WHAT TO DO
Every line below should be set down exactly as it appears.

Interface dataset entries

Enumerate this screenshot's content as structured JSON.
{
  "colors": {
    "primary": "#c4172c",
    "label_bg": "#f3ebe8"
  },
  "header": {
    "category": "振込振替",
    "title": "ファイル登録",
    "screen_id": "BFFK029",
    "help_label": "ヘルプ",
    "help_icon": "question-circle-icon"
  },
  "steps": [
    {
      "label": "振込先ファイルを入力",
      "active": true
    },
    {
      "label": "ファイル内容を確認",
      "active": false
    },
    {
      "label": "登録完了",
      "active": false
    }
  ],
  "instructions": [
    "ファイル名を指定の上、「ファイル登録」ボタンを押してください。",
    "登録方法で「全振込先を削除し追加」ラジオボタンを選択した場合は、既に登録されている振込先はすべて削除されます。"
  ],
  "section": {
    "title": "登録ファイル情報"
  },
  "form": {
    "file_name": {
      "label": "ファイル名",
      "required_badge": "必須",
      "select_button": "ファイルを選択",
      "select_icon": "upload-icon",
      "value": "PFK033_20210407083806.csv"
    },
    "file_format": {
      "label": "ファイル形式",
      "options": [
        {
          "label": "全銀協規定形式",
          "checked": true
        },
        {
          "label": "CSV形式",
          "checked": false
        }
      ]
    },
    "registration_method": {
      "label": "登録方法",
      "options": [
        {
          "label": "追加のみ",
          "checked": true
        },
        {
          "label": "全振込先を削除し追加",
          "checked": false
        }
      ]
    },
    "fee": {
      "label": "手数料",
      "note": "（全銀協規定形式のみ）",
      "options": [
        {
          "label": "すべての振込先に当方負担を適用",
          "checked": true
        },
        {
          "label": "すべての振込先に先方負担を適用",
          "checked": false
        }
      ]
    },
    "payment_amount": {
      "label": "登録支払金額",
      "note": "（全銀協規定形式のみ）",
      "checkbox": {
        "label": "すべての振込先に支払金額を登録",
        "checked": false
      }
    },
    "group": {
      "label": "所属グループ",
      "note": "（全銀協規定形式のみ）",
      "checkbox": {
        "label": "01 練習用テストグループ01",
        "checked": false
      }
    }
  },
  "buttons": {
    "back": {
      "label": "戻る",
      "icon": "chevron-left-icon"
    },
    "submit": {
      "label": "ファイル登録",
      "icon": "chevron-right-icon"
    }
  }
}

THE COMPLETED TASK
Enumerate this screenshot's content as structured JSON.
{
  "colors": {
    "primary": "#c4172c",
    "label_bg": "#f3ebe8"
  },
  "header": {
    "category": "振込振替",
    "title": "ファイル登録",
    "screen_id": "BFFK029",
    "help_label": "ヘルプ",
    "help_icon": "question-circle-icon"
  },
  "steps": [
    {
      "label": "振込先ファイルを入力",
      "active": true
    },
    {
      "label": "ファイル内容を確認",
      "active": false
    },
    {
      "label": "登録完了",
      "active": false
    }
  ],
  "instructions": [
    "ファイル名を指定の上、「ファイル登録」ボタンを押してください。",
    "登録方法で「全振込先を削除し追加」ラジオボタンを選択した場合は、既に登録されている振込先はすべて削除されます。"
  ],
  "section": {
    "title": "登録ファイル情報"
  },
  "form": {
    "file_name": {
      "label": "ファイル名",
      "required_badge": "必須",
      "select_button": "ファイルを選択",
      "select_icon": "upload-icon",
      "value": "PFK033_20210407083806.csv"
    },
    "file_format": {
      "label": "ファイル形式",
      "options": [
        {
          "label": "全銀協規定形式",
          "checked": true
        },
        {
          "label": "CSV形式",
          "checked": false
        }
      ]
    },
    "registration_method": {
      "label": "登録方法",
      "options": [
        {
          "label": "追加のみ",
          "checked": true
        },
        {
          "label": "全振込先を削除し追加",
          "checked": false
        }
      ]
    },
    "fee": {
      "label": "手数料",
      "note": "（全銀協規定形式のみ）",
      "options": [
        {
          "label": "すべての振込先に当方負担を適用",
          "checked": true
        },
        {
          "label": "すべての振込先に先方負担を適用",
          "checked": false
        }
      ]
    },
    "payment_amount": {
      "label": "登録支払金額",
      "note": "（全銀協規定形式のみ）",
      "checkbox": {
        "label": "すべての振込先に支払金額を登録",
        "checked": false
      }
    },
    "group": {
      "label": "所属グループ",
      "note": "（全銀協規定形式のみ）",
      "checkbox": {
        "label": "01 練習用テストグループ01",
        "checked": false
      }
    }
  },
  "buttons": {
    "back": {
      "label": "戻る",
      "icon": "chevron-left-icon"
    },
    "submit": {
      "label": "ファイル登録",
      "icon": "chevron-right-icon"
    }
  }
}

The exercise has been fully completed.